**WORK REQUIRED**
For the data below, please report each line where the word "this" is found.
[TASK DATA — start]
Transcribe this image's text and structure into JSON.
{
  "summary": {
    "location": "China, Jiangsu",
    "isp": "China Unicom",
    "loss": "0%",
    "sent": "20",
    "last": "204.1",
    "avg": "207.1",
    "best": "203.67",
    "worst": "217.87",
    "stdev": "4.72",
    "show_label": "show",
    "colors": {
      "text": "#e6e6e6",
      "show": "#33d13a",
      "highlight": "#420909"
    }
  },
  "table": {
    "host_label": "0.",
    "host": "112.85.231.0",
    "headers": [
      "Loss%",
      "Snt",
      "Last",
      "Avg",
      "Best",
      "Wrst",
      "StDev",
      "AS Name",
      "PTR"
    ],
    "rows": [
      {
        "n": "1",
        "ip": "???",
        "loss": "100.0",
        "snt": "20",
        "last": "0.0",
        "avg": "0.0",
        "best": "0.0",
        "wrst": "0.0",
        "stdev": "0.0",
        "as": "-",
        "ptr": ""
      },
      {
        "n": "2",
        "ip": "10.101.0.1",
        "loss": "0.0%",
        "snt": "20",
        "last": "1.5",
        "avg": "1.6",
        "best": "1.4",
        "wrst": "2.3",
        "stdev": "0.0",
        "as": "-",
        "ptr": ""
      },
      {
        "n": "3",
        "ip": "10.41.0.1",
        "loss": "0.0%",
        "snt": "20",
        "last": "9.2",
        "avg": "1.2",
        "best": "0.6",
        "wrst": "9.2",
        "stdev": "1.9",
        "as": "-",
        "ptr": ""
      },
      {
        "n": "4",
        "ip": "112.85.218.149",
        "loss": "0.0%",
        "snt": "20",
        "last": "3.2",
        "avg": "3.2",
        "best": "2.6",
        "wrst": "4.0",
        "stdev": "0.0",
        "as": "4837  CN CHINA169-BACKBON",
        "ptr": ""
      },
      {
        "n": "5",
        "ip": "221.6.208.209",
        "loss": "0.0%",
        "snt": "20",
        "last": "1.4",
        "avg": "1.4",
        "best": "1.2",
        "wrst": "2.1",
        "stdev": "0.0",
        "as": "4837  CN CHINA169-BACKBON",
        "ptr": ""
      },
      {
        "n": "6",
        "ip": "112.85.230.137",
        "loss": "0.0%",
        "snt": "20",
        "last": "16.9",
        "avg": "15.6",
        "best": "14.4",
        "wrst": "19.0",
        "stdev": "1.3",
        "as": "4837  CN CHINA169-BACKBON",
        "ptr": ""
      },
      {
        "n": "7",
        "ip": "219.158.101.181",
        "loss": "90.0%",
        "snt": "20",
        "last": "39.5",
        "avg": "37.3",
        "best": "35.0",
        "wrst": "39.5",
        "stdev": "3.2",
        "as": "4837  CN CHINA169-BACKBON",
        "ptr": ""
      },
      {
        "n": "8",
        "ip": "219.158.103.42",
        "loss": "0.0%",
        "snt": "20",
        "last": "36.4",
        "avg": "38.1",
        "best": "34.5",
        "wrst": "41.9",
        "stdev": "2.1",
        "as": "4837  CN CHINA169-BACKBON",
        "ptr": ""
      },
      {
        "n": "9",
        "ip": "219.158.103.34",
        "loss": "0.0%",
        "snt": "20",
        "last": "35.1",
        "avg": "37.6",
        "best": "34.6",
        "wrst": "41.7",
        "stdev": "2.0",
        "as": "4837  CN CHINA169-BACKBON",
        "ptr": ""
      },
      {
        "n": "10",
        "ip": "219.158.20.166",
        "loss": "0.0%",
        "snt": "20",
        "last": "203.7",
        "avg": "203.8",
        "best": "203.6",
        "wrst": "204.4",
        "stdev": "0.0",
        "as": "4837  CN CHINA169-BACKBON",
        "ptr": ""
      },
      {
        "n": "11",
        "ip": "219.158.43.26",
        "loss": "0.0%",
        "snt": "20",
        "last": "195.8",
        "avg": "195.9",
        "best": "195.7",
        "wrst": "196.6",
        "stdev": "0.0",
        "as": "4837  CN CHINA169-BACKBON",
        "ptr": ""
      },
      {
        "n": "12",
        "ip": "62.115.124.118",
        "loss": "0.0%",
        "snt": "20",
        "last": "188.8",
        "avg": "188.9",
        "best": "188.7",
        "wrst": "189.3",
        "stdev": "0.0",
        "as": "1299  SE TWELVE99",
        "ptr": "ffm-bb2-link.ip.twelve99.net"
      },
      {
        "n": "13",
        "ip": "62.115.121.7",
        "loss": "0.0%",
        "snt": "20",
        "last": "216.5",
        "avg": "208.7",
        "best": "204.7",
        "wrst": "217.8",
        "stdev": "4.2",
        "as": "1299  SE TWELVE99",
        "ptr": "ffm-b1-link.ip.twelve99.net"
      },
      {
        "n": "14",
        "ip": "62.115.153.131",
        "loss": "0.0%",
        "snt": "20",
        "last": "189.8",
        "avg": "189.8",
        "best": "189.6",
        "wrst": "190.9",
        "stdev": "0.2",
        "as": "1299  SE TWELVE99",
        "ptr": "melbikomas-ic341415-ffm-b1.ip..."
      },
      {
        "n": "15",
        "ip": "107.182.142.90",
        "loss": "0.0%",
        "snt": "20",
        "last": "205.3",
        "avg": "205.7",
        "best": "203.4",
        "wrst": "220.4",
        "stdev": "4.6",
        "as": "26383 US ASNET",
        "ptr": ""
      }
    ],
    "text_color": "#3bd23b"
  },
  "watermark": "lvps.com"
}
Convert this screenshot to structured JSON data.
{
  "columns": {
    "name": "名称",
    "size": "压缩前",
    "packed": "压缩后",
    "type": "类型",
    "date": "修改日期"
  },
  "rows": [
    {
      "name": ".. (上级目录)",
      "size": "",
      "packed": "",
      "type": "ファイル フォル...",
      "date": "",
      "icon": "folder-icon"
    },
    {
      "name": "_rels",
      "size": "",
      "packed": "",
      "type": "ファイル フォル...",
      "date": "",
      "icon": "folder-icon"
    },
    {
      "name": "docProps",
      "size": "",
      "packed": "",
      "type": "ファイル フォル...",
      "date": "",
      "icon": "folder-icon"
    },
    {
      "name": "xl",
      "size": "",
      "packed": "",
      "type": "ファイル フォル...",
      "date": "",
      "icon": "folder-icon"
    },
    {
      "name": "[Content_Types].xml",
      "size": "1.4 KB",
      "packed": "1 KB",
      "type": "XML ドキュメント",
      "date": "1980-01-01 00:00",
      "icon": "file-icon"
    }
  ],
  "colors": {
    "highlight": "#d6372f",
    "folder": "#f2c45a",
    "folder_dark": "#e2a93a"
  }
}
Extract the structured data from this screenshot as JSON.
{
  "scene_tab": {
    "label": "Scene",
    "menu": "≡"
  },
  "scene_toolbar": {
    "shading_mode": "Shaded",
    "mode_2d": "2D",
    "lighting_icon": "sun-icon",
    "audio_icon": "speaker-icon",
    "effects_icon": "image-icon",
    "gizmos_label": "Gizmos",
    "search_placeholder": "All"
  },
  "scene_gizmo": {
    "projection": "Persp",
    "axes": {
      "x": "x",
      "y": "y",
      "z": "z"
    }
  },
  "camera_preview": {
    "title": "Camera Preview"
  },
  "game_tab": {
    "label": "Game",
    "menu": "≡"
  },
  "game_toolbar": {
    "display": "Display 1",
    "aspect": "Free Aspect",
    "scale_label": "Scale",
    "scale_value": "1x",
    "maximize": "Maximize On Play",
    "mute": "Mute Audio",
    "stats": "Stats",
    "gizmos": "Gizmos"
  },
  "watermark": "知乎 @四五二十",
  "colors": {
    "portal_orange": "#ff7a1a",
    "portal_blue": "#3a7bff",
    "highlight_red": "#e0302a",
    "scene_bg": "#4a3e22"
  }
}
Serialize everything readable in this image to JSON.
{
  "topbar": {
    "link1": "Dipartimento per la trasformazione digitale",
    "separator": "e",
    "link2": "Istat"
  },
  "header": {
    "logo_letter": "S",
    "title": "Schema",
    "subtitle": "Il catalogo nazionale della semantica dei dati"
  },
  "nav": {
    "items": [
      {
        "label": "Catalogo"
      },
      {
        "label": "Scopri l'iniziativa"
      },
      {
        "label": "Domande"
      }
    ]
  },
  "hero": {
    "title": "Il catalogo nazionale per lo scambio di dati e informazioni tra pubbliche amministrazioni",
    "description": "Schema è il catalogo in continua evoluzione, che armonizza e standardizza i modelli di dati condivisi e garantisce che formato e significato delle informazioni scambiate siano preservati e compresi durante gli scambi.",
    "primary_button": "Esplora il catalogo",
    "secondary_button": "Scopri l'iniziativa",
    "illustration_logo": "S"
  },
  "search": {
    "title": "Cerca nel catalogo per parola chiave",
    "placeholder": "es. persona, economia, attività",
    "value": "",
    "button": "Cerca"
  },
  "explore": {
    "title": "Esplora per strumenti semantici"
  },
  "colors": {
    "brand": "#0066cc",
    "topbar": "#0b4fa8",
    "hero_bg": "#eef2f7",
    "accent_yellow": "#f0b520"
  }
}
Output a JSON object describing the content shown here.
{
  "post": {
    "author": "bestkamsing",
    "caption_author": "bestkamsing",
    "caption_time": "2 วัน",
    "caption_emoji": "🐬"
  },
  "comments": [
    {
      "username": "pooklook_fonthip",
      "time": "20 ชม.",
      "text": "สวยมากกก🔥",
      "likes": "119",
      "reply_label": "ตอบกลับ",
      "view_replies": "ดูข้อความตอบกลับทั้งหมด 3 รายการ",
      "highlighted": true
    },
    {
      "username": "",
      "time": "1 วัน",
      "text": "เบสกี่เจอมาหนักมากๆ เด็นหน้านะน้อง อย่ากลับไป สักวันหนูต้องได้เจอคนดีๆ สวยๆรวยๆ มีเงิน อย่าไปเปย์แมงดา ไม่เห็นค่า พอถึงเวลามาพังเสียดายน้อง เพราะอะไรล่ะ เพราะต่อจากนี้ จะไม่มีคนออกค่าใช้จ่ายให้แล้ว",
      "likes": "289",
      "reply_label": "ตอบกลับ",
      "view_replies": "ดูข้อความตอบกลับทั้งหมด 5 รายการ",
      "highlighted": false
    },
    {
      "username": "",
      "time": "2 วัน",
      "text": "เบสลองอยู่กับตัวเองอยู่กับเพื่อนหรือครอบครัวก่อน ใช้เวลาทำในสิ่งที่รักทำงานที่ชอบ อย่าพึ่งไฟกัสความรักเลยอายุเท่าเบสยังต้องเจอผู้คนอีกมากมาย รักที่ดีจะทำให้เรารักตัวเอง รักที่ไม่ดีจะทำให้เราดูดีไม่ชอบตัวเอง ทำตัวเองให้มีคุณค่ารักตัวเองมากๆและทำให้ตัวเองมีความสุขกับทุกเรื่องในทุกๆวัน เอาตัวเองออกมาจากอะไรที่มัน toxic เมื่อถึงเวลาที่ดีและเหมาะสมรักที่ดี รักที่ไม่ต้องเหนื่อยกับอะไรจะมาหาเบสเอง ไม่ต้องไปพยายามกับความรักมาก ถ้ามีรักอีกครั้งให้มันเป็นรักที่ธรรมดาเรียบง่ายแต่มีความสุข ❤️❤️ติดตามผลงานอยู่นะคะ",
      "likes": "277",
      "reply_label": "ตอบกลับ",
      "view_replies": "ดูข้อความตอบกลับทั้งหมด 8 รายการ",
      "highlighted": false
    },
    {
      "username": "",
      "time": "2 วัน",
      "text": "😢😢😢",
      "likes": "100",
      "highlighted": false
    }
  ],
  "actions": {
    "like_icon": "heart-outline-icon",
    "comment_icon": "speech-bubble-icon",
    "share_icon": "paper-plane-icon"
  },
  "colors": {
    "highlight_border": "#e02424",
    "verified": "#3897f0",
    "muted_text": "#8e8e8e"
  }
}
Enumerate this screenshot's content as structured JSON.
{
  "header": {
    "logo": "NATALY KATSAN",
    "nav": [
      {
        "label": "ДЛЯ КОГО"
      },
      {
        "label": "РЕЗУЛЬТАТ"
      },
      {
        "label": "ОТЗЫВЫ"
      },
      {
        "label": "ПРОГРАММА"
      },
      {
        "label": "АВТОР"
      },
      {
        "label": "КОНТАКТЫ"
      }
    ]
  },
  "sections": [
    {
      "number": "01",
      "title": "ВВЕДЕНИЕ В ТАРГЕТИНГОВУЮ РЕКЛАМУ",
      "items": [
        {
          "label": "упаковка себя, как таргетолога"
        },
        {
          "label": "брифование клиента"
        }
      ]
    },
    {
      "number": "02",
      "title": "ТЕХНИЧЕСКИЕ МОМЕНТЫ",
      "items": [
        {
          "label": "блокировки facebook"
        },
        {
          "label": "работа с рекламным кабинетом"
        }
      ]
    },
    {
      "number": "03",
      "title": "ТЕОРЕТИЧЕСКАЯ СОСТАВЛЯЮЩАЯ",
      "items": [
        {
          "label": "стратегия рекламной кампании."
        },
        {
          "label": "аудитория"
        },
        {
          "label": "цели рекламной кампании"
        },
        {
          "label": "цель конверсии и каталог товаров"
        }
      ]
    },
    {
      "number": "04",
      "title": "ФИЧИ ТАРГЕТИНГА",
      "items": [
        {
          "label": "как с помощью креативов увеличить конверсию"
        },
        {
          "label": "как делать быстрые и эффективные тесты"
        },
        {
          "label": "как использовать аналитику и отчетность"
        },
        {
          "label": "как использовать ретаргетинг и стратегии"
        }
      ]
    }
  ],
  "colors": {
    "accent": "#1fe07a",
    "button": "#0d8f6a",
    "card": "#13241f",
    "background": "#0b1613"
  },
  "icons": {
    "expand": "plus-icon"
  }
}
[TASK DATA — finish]
**SOLUTION**
Transcribe this image's text and structure into JSON.
Convert this screenshot to structured JSON data.
Extract the structured data from this screenshot as JSON.
Serialize everything readable in this image to JSON.
Enumerate this screenshot's content as structured JSON.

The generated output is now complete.